Apple refurbished iPad Pros available for up...
Apple has Certified Refurbished 9″ and 12″ Apple iPad Pros available for up to $160 off the cost of new iPads. An Apple one-year warranty is included with each model, and shipping is free: - 32GB 9″... Read more
16GB iPad Air 2, Apple refurbished, available...
Apple has Certified Refurbished 16GB iPad Air 2s available for $319 including free shipping. A standard Apple one-year is included. Their price is $60 off original MSRP for this model. Read more
Apple iMacs on sale for up to $120 off MSRP
B&H Photo has 21″ and 27″ Apple iMacs on sale for up to $120 off MSRP, each including free shipping plus NY sales tax only: - 27″ 3.3GHz iMac 5K: $2199 $100 off MSRP - 27″ 3.2GHz/1TB Fusion iMac... Read more
Apple refurbished Apple TVs available for up...
Apple has Certified Refurbished 32GB and 64GB Apple TVs available for up to $30 off the cost of new models. Apple’s standard one-year warranty is included with each model, and shipping is free: -... Read more
Save up to $350 with Apple Certified Refurbis...
Apple has Certified Refurbished 2015 21″ & 27″ iMacs available for up to $350 off MSRP. Apple’s one-year warranty is standard, and shipping is free. The following models are available: - 21″ 3.... Read more
2015 12-inch Retina MacBooks, Apple refurbish...
Apple has Certified Refurbished 2015 12″ Retina MacBooks available for up to $410 off original MSRP. Apple will include a standard one-year warranty with each MacBook, and shipping is free. The... Read more

Jobs Board

*Apple* & PC Desktop Support Technician...
Apple & PC Desktop Support Technician job in Manhattan, NY Introduction: We have immediate job openings for several Desktop Support Technicians with one of our most Read more
*Apple* & PC Desktop Support Technician...
Apple & PC Desktop Support Technician job in Stamford, CT We have immediate job openings for several Desktop Support Technicians with one of our most well-known Read more
*Apple* Retail - Multiple Positions - Apple,...
Job Description: Sales Specialist - Retail Customer Service and Sales Transform Apple Store visitors into loyal Apple customers. When customers enter the store, Read more
*Apple* Site Security Manager - Apple (Unite...
# Apple Site Security Manager Job Number: 54692472 Culver City, California, United States Posted: Jan. 19, 2017 Weekly Hours: 40.00 **Job Summary** The Apple Read more
*Apple* macOS Systems Integration Administra...
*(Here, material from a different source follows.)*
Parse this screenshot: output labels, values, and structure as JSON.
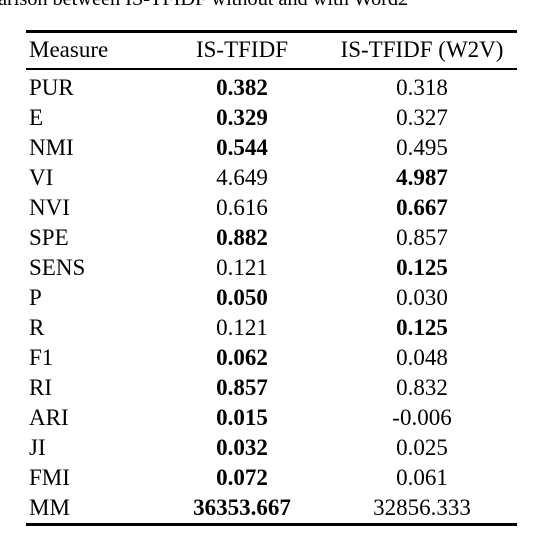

…most exceptional support available in the industry. SCI is seeking an Junior Apple macOS systems integration administrator that will be responsible for providing Read more
All contents are Copyright 1984-2011 by Xplain Corporation. All rights reserved. Theme designed by Icreon.